Choosing the right person to appear on the radio on behalf of a brand is important, because radio stations remain sceptical about who they allow on air to talk about a piece of research or a brand instigated news item. Head of news at Classic FM, Darren Henley, says he prefers to find his own spokespeople rather than use independent experts who have been put forward by a PR agency and paid by the brand to appear.
Dirk Anthony, deputy group programme director at the GWR radio group, says he wants producers to work with companies that have interesting information for his listeners, but says brands must know the rules. “They can lead us to the water, but they cannot force us to drink it. This area is an added-value marketing tool for brands and our presenters are told to credit a company if they feel it is appropriate. The name check we give depends on the value of the story to us,” he says.
Whoever is chosen to sit behind the microphone, it is important they understand how radio works and realise that for prerecorded interviews short, easy-to-edit, sound-bites are more likely to be used than long, rambling sentences.

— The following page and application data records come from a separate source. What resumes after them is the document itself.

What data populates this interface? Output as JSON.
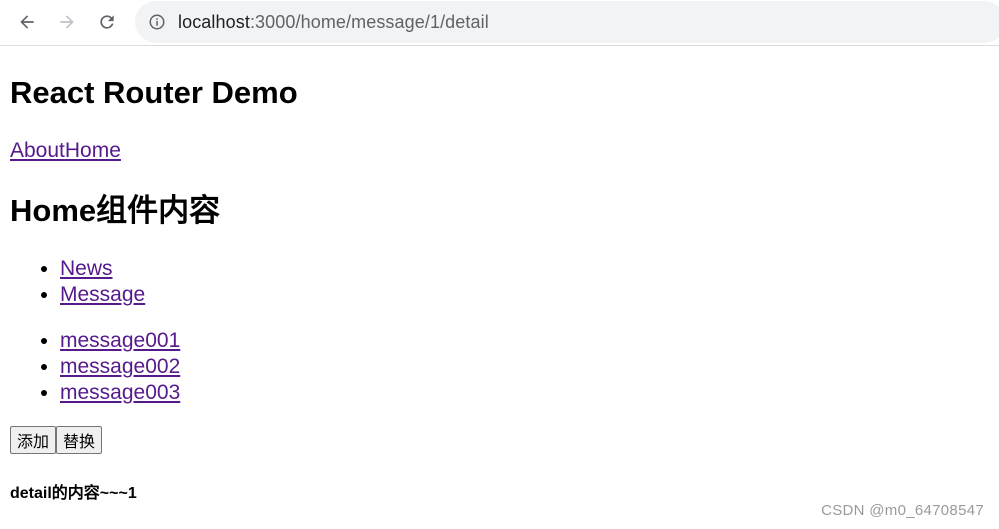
{
  "browser": {
    "url_host": "localhost",
    "url_path": ":3000/home/message/1/detail"
  },
  "page": {
    "title": "React Router Demo",
    "nav": {
      "about": "About",
      "home": "Home"
    },
    "home_heading": "Home组件内容",
    "tabs": [
      "News",
      "Message"
    ],
    "messages": [
      "message001",
      "message002",
      "message003"
    ],
    "buttons": {
      "add": "添加",
      "replace": "替换"
    },
    "detail": "detail的内容~~~1"
  },
  "watermark": "CSDN @m0_64708547",
  "colors": {
    "visited_link": "#551a8b",
    "omnibox_bg": "#f1f3f4"
  }
}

John Holland, vice-president of European operations for computer company AXENT Technologies, made sure he received media training before he went on radio to talk about the risk to businesses from computer hackers. “To get onto a news programme I now know that you must be prepared to be controversial. You must keep what you have to say simple and avoid jargon, especially when talking about computers. I have taught myself to speak in 30-second statements,” he says.
The news angle for AXENT was that other companies should follow its example and employ former computer hackers to help devise new security systems. “I appeared on Radio 4’s PM programme to explain the dangers. We used the analogy that working with former hackers was no different from car companies using convicted car thieves to find ways to reduce car crime. I introduced myself and said where I was from, but I did not mention specific products. If you keep to these rules you are more likely to be invited back,” he says.
Holland has still to appear on what PR companies refer to as the radio Holy Grail – Radio Four’s morning news programme Today. The BBC has strict producer guidelines covering on-air references to products and services which companies must work around if they are to get any coverage on the corporation’s national or regional stations.
The regulations state that all references to products should be editorially justifiable and there should be no element of plugging. BBC journalists must have good reason for naming a particular company or service in a news or factual report, and the guidelines stress that any reference to a trade or a brand name should be avoided. If branded products are featured then presenters must avoid giving the impression that the programme is being influenced commercially.
In a key BBC news programme, such as Today, there is always a risk that a feature will be spiked at the last minute by a late-breaking story, although there is little a presenter can do to stop a company spokesman tactfully mentioning a brand if an interview is being broadcast live.
The Market Tiers’ Kosky says BBC local stations are less strict than the networks. “We need to reassure the client that they will get a mention, however brief.
“Nationally, the least we would expect would be a throwaway mention of the brand during a discussion, while BBC local radio can be very useful if a company is targeting a promotion at a particular region,” he says.
PR agencies and their clients understand that the name of the game is not always to get as many brand mentions as possible during a three-minute radio interview. Many of the spokespeople put forward will be asked back time and again if they come across as authoritative and objective, while many of the special awareness campaigns, such as National Gargling Week, are annual and cannot afford to do anything that might stick in the throat of the nation’s radio presenters.